Ed: It gets harder to get that excitement. But definitely. You know. When you’re really writing or making music effectively, you lose sense of time. It’s kind of like obliteration. Not thinking. Maybe obliteration is the wrong word. It’s forgetting you’re human, forgetting that you’re going to die and that you have to pay the rent. It’s feeling happy ultimately, in a non-thinking, non-intellectual way. I suppose that’s why most people appreciate music, that they kind of forget themselves. Just for a bit.
ILM: Do you have a big music collection?
Ed: I used to. We used to collect vinyl, Andy and I. We sort of stopped because it was getting harder to find and really expensive.
ILM: Do you practice turntablism?
Ed: No. I’ve never been into that. I have friends that started when they were twelve and are still doing it. I never got into it like that. Now, I do just buy music online. Which is a bit sad. But there’s nowhere to really go to buy the music I collect. There’s a few dance specialists, but not much really. I don’t buy as much music as I used to generally. There’s some youthful thing about building a massive collection, but I don’t collect music anymore really.

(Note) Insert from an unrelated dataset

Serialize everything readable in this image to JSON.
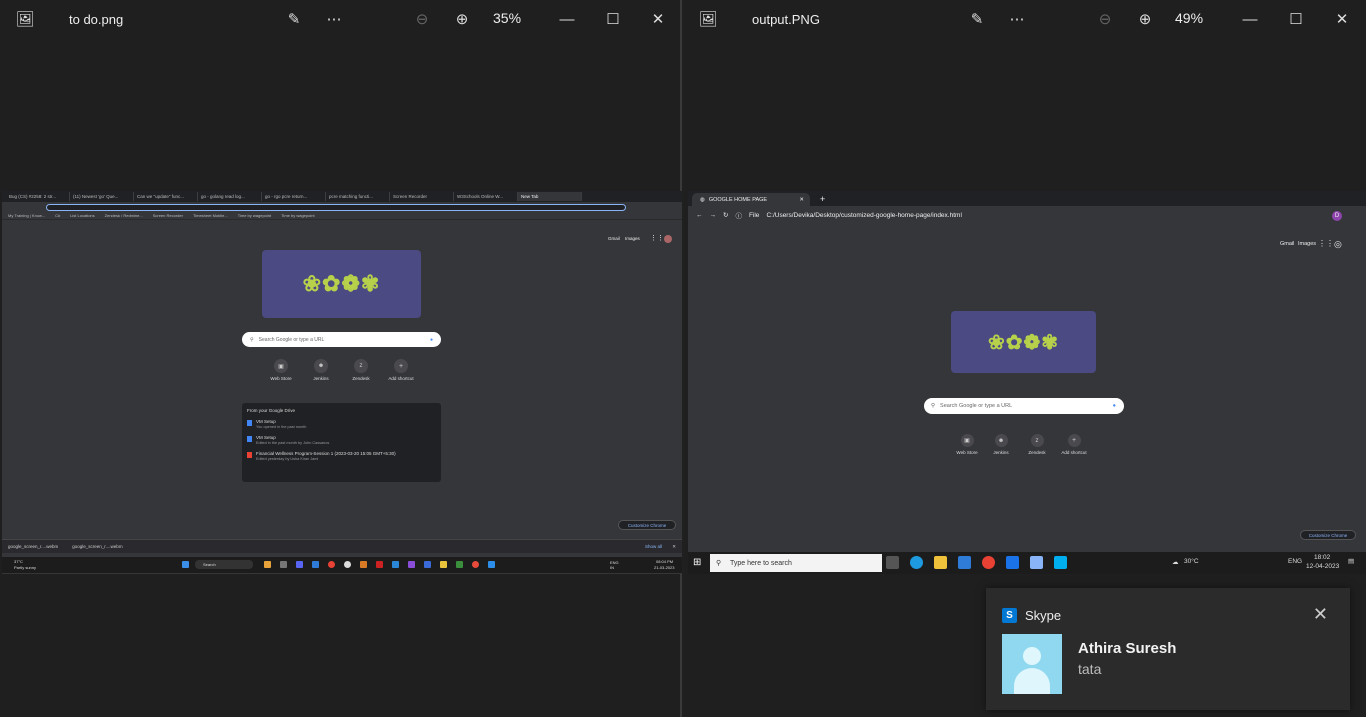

ILM: What have you been listening to recently?
Ed: There’s an American artist called Mister Projectile. He’s release a new album and I just heard it the other day. I’ve followed him for years, he’s quite similar to us, so it’s a bit naff for me to recommend, but I would recommend his stuff! It’s quite subtle and he’s not just sticking with electronics, he’s messing round with all kinds of things.
ILM: Do your listening habits tend to stick within similar circles to your music?
Ed: Not really. I absorb as much as I can. Um....let me tell you something a bit different that I like, I like Kasabian! Well, sort of, I don’t love them. I don’t like the way they look actually. That’s what turns me off, they always look like they’re trying a bit too hard. But musically I think they’re sort of interesting. There’s something a bit left about them….